The coastal folklore of County Wexford is punctuated with shipwrecks, stories of assistance rendered and loss of life despite the best efforts of rescuers. The wreck of the Alfred D. Snow stands out across the lore of a wide variety of communities surrounding Waterford Harbour. She was a four-masted American vessel sailing from San Francisco, California on July 20, 1887 with a cargo of grain and lumber. On January 4, 1888, she was driven onto the rocks and wrecked at Broomhill Point on the Wexford side of the estuarine boundary between Counties Waterford and Wexford.
This incident in coastal lore has been well covered and is well-remembered in communities surrounding the wreck site, and folkloric accounts provide nuance to the official reports of the wreck and its subsequent memorialisation. The episode is recounted in this telling given by Jason Mason, age ca. 65 and recorded by Thomas Ryan of An Pasáiste Thoir (Passage East) school in County Waterford:

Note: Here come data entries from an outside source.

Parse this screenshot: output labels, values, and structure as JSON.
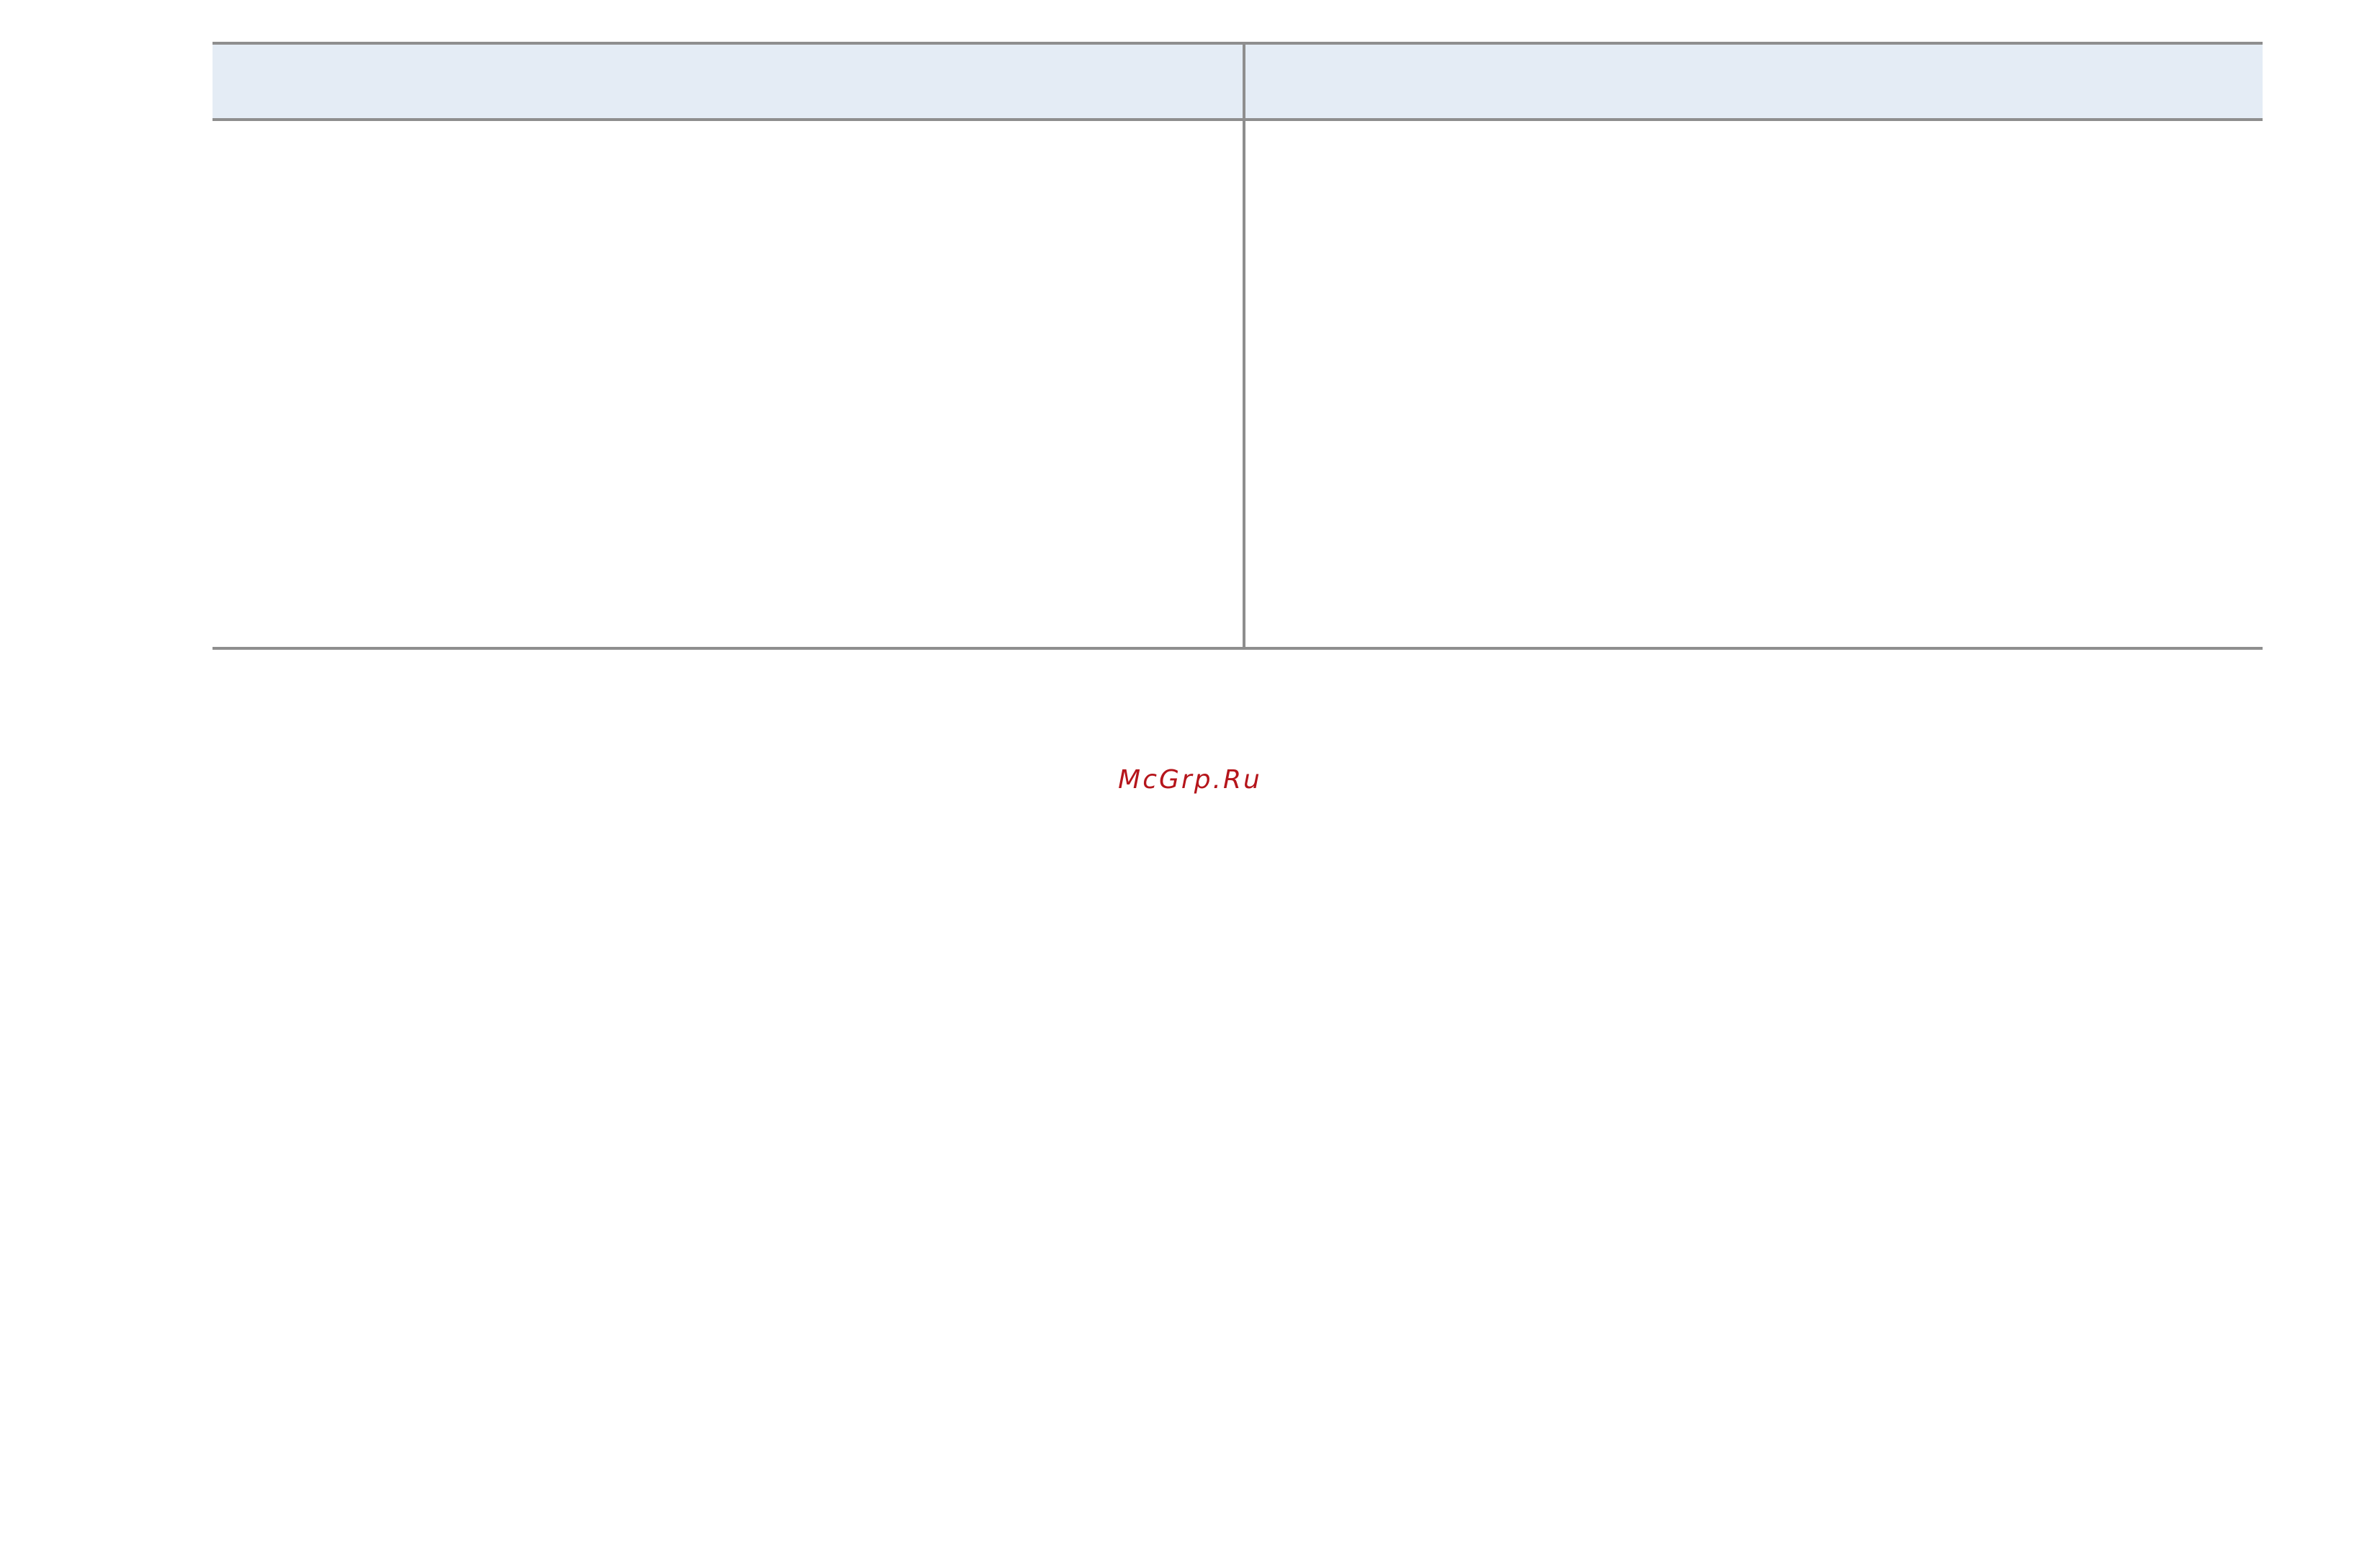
{
  "table": {
    "header": [
      "",
      ""
    ],
    "body": [
      "",
      ""
    ]
  },
  "watermark": {
    "text": "McGrp.Ru",
    "color": "#b5151b"
  },
  "colors": {
    "header_background": "#e4ecf5",
    "rule": "#8e8e8e",
    "page": "#ffffff"
  }
}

A storm arose when the vessel was passing by the southern coast of Ireland. The vessel drifted helplessly on the ocean till at last she came near White Head, close to Dunmore. There was a crew of 29 hands on board. They signalled for the coastguards' boat but the coastguards were afraid to go out as the storm was still raging. Some Dunmore men saw the Alfred de Snow in distress and asked for the coastguards' boat but the coastguards refused to give it. They went again and asked for it, and this time they got it. They went out to save the crew but were too late. In view of the men she struck the rocks at Broom Hill. The crew was drowned.

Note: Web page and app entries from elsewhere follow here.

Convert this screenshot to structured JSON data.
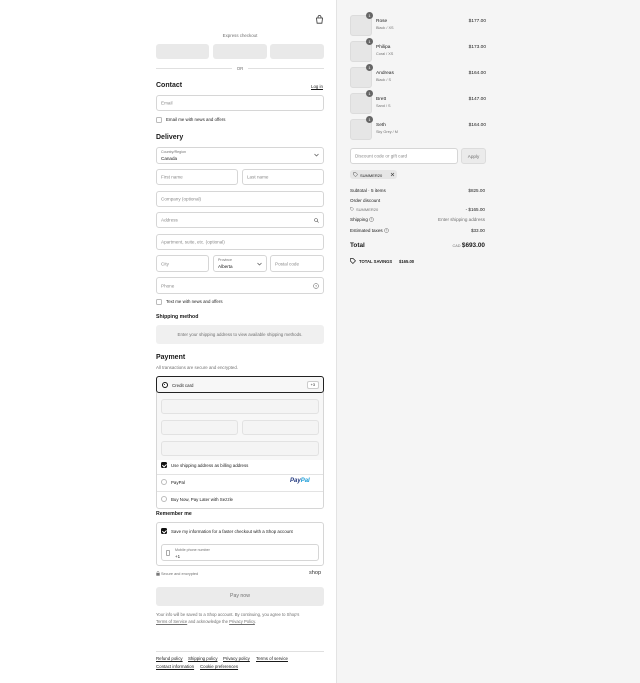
{
  "header": {
    "bag_icon": "shopping-bag-icon"
  },
  "express": {
    "title": "Express checkout",
    "or": "OR"
  },
  "contact": {
    "title": "Contact",
    "login": "Log in",
    "email_placeholder": "Email",
    "email_news": "Email me with news and offers"
  },
  "delivery": {
    "title": "Delivery",
    "country_label": "Country/Region",
    "country_value": "Canada",
    "first_name": "First name",
    "last_name": "Last name",
    "company": "Company (optional)",
    "address": "Address",
    "apartment": "Apartment, suite, etc. (optional)",
    "city": "City",
    "province_label": "Province",
    "province_value": "Alberta",
    "postal": "Postal code",
    "phone": "Phone",
    "text_news": "Text me with news and offers"
  },
  "shipping": {
    "title": "Shipping method",
    "message": "Enter your shipping address to view available shipping methods."
  },
  "payment": {
    "title": "Payment",
    "subtitle": "All transactions are secure and encrypted.",
    "credit_card": "Credit card",
    "more_badge": "+3",
    "billing_same": "Use shipping address as billing address",
    "paypal": "PayPal",
    "paypal_logo_a": "Pay",
    "paypal_logo_b": "Pal",
    "sezzle": "Buy Now, Pay Later with Sezzle"
  },
  "remember": {
    "title": "Remember me",
    "save_info": "Save my information for a faster checkout with a Shop account",
    "phone_label": "Mobile phone number",
    "phone_value": "+1",
    "secure": "Secure and encrypted",
    "shop_logo": "shop"
  },
  "pay_now": "Pay now",
  "disclaimer": {
    "text1": "Your info will be saved to a Shop account. By continuing, you agree to Shop's",
    "tos": "Terms of Service",
    "and": "and acknowledge the",
    "privacy": "Privacy Policy",
    "end": "."
  },
  "footer": {
    "refund": "Refund policy",
    "shipping": "Shipping policy",
    "privacy": "Privacy policy",
    "terms": "Terms of service",
    "contact": "Contact information",
    "cookies": "Cookie preferences"
  },
  "cart": {
    "items": [
      {
        "name": "Rose",
        "variant": "Black / XS",
        "price": "$177.00",
        "qty": "1"
      },
      {
        "name": "Philipa",
        "variant": "Coral / XS",
        "price": "$173.00",
        "qty": "1"
      },
      {
        "name": "Andreas",
        "variant": "Black / S",
        "price": "$164.00",
        "qty": "1"
      },
      {
        "name": "Brett",
        "variant": "Sand / S",
        "price": "$147.00",
        "qty": "1"
      },
      {
        "name": "Seth",
        "variant": "Sky Grey / M",
        "price": "$164.00",
        "qty": "1"
      }
    ],
    "discount_placeholder": "Discount code or gift card",
    "apply": "Apply",
    "code_tag": "SUMMER20",
    "subtotal_label": "Subtotal · 5 items",
    "subtotal_value": "$825.00",
    "order_discount_label": "Order discount",
    "order_discount_code": "SUMMER20",
    "order_discount_value": "- $165.00",
    "shipping_label": "Shipping",
    "shipping_value": "Enter shipping address",
    "taxes_label": "Estimated taxes",
    "taxes_value": "$33.00",
    "total_label": "Total",
    "total_currency": "CAD",
    "total_value": "$693.00",
    "savings_label": "TOTAL SAVINGS",
    "savings_value": "$165.00"
  }
}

The communities involved in the attempted salvage and rescue operations surrounding the wreck of the Alfred D. Snow provide a series of overlapping accounts of the anguish felt by onlookers and lifeboat crewmen as the episode unfolded. The sense of tragedy and logistical complications gives an insight into the cultures and structures of cross-county and cross-passage operations. The sheer risk of mounting such a rescue in the fierce storm comes through clearly. The account continues by relating a verse commemorating the wreck:
'Twas on the fourth of January,
The wind and gale did blow;
When nine and twenty hands
Were lost on the Alpher de Snow;
Oh, hark, what is that I hear?
The mast is broke in two;
The yards are floating by her sides,
She is sinking from our view.
Oh, Heavens, they are human beings
Floating in the tide
Just away that small and fragile boat
That is bumping by her side.
Oh, are there any hearts of sympathy
Standing on the shore
Oh, yes, there are brave and gallant men
Now watching in Dunmore
They're willing for to risk their lives
to the coastguards' house they go
And they ask the captain for the boat
And he quickly tells them "No".
At last when he gave his consent
To the gallant hearted crew
In spite of storm, wind and tide
To the sinking ship they flew
But just as they reached the doomed ship
In hopes some lives to save
They see the last let go the mast
And sank beneath the wave
The dauntless Captain Cotter
With "Dauntless" ship by name
With courage brave they face the wave
To their assistance came.
The folkloric commemoration of the wreck and the loss of life appears in several accounts from school collection books along the Waterford and Wexford Coasts. In the recording of traditional music above sung by Mrs Elizabeth Jefferies, we hear another expression of a wealth of commemorations and narratives of cultural memory.